• [What you need to do]
Every line containing the word "automatically" is to be copied from the data below.

• [Source data]
□ □ □ □ □ □ □
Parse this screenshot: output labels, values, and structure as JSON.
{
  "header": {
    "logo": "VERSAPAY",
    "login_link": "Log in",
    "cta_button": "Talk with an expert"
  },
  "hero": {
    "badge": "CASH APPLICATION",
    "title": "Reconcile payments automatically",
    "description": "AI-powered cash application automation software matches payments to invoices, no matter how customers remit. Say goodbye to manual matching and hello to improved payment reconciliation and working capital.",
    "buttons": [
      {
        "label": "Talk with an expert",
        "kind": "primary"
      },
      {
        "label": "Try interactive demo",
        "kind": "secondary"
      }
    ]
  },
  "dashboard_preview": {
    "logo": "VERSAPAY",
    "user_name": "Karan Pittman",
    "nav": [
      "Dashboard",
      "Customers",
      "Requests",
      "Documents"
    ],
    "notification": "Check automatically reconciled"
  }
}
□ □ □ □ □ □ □
• [Answer to this task]
    "title": "Reconcile payments automatically",
    "notification": "Check automatically reconciled"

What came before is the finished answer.